third if the Grammy-nominated Bob James collaboration The New Cool is counted --
was the passing of Maurice White. The Earth, Wind & Fire leader is twice paid explicit
tribute on Reverence. First, there's a faithful version of "Love's Holiday," featuring
Philip Bailey in support, with East's bass in White's lead role during the verses.
A slick "Can't Hide Love" fake-out and some other references are in the mix, too.
Additionally, "Serpentine Fire" gets an ornate update with Bailey and EW&F partners
Verdine White and Ralph Johnson. Phil Collins' drums and Eric Clapton's guitar are
dredged from the master recording of an abandoned project, lost for 25 years, that
was found in Patti Austin's basement by East's engineer. Given East's continued predilection
for uplifting wordless melodies, and the frequent use of bright horns, the uplifting
spirit of EW&F flows through much of the album. The Ruben Studdard-fronted "Why Not
This Sunday," for instance, sounds like it could be a cover of something from the
Faces era. The album's balanced mix of originals and reinterpretations, including
another nod to Stevie Wonder (with saxophonist Kirk Whalum), connects it with East's
2014 release, and so does another duet with his pianist son Noah -- the latter hopefully
a recurring element of future recordings. Yolanda Adams and Nikki Yanofsky take lead
vocal turns elsewhere, and Chick Corea is showcased on the subtly soaring "Shadow,"
a throwback of sorts to late-'70s fusion albums like Secret Agent and Friends. East

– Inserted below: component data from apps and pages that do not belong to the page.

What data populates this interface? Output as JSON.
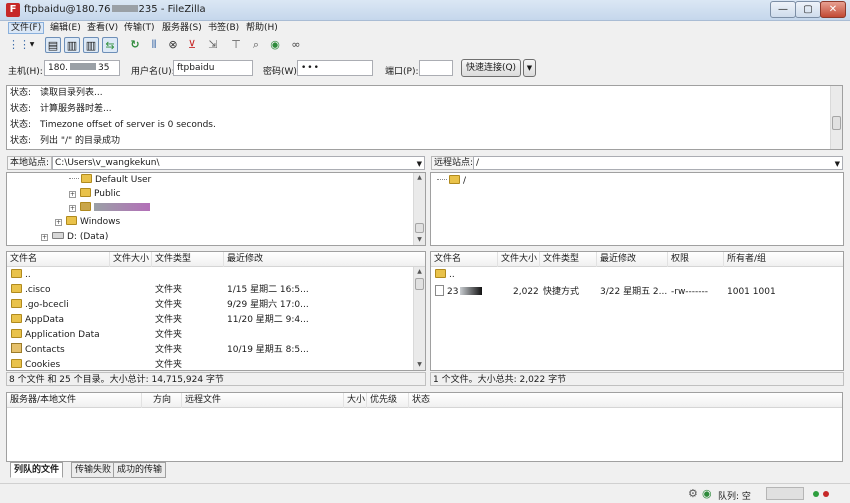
{
  "window": {
    "title": "ftpbaidu@180.76",
    "title_rest": "235 - FileZilla",
    "app_icon_letter": "F",
    "min_glyph": "—",
    "max_glyph": "▢",
    "close_glyph": "✕"
  },
  "menu": [
    "文件(F)",
    "编辑(E)",
    "查看(V)",
    "传输(T)",
    "服务器(S)",
    "书签(B)",
    "帮助(H)"
  ],
  "quickconnect": {
    "host_label": "主机(H):",
    "host_value": "180.",
    "host_value_tail": "35",
    "user_label": "用户名(U):",
    "user_value": "ftpbaidu",
    "pass_label": "密码(W):",
    "pass_value": "•••",
    "port_label": "端口(P):",
    "port_value": "",
    "connect_button": "快速连接(Q)",
    "dropdown_glyph": "▼"
  },
  "log": [
    {
      "label": "状态:",
      "text": "读取目录列表..."
    },
    {
      "label": "状态:",
      "text": "计算服务器时差..."
    },
    {
      "label": "状态:",
      "text": "Timezone offset of server is 0 seconds."
    },
    {
      "label": "状态:",
      "text": "列出 \"/\" 的目录成功"
    }
  ],
  "local": {
    "site_label": "本地站点:",
    "path": "C:\\Users\\v_wangkekun\\",
    "tree": [
      "Default User",
      "Public",
      "",
      "Windows",
      "D: (Data)"
    ],
    "columns": [
      "文件名",
      "文件大小",
      "文件类型",
      "最近修改"
    ],
    "rows": [
      {
        "name": "..",
        "size": "",
        "type": "",
        "modified": ""
      },
      {
        "name": ".cisco",
        "size": "",
        "type": "文件夹",
        "modified": "1/15 星期二 16:5..."
      },
      {
        "name": ".go-bcecli",
        "size": "",
        "type": "文件夹",
        "modified": "9/29 星期六 17:0..."
      },
      {
        "name": "AppData",
        "size": "",
        "type": "文件夹",
        "modified": "11/20 星期二 9:4..."
      },
      {
        "name": "Application Data",
        "size": "",
        "type": "文件夹",
        "modified": ""
      },
      {
        "name": "Contacts",
        "size": "",
        "type": "文件夹",
        "modified": "10/19 星期五 8:5..."
      },
      {
        "name": "Cookies",
        "size": "",
        "type": "文件夹",
        "modified": ""
      }
    ],
    "status": "8 个文件 和 25 个目录。大小总计: 14,715,924 字节"
  },
  "remote": {
    "site_label": "远程站点:",
    "path": "/",
    "tree": [
      "/"
    ],
    "columns": [
      "文件名",
      "文件大小",
      "文件类型",
      "最近修改",
      "权限",
      "所有者/组"
    ],
    "rows": [
      {
        "name": "..",
        "size": "",
        "type": "",
        "modified": "",
        "perm": "",
        "owner": ""
      },
      {
        "name": "23",
        "size": "2,022",
        "type": "快捷方式",
        "modified": "3/22 星期五 2...",
        "perm": "-rw-------",
        "owner": "1001 1001"
      }
    ],
    "status": "1 个文件。大小总共: 2,022 字节"
  },
  "queue": {
    "columns": [
      "服务器/本地文件",
      "方向",
      "远程文件",
      "大小",
      "优先级",
      "状态"
    ]
  },
  "tabs": [
    "列队的文件",
    "传输失败",
    "成功的传输"
  ],
  "statusbar": {
    "queue_label": "队列: 空"
  },
  "colors": {
    "folder": "#e9c24a",
    "led_green": "#2e9e3e",
    "led_red": "#c62828"
  }
}
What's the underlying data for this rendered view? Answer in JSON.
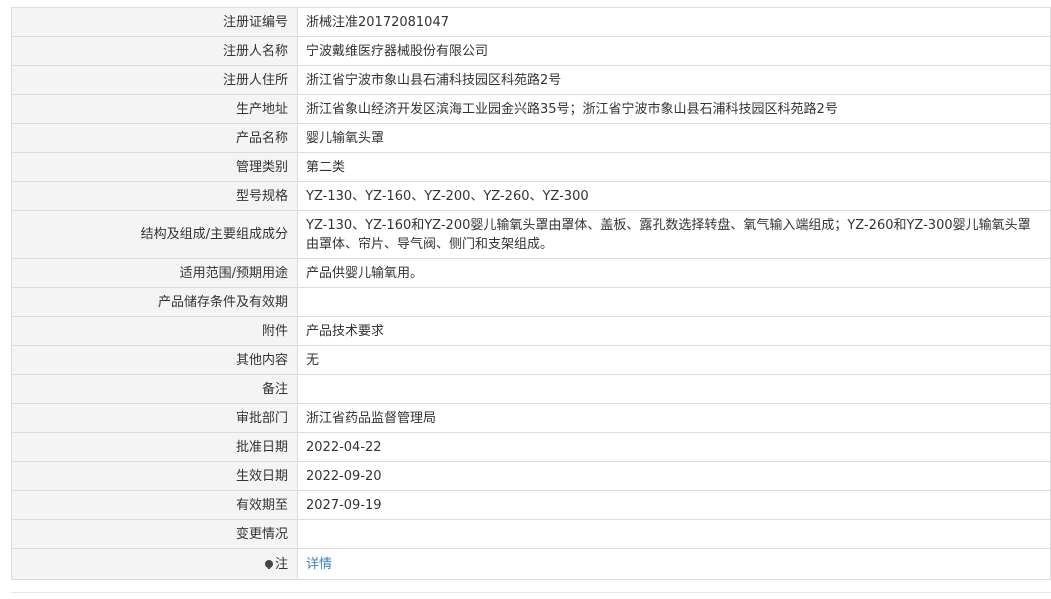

plays multiple bass parts on the majority of the songs, including a solo version
of "Until We Meet Again," the conclusion.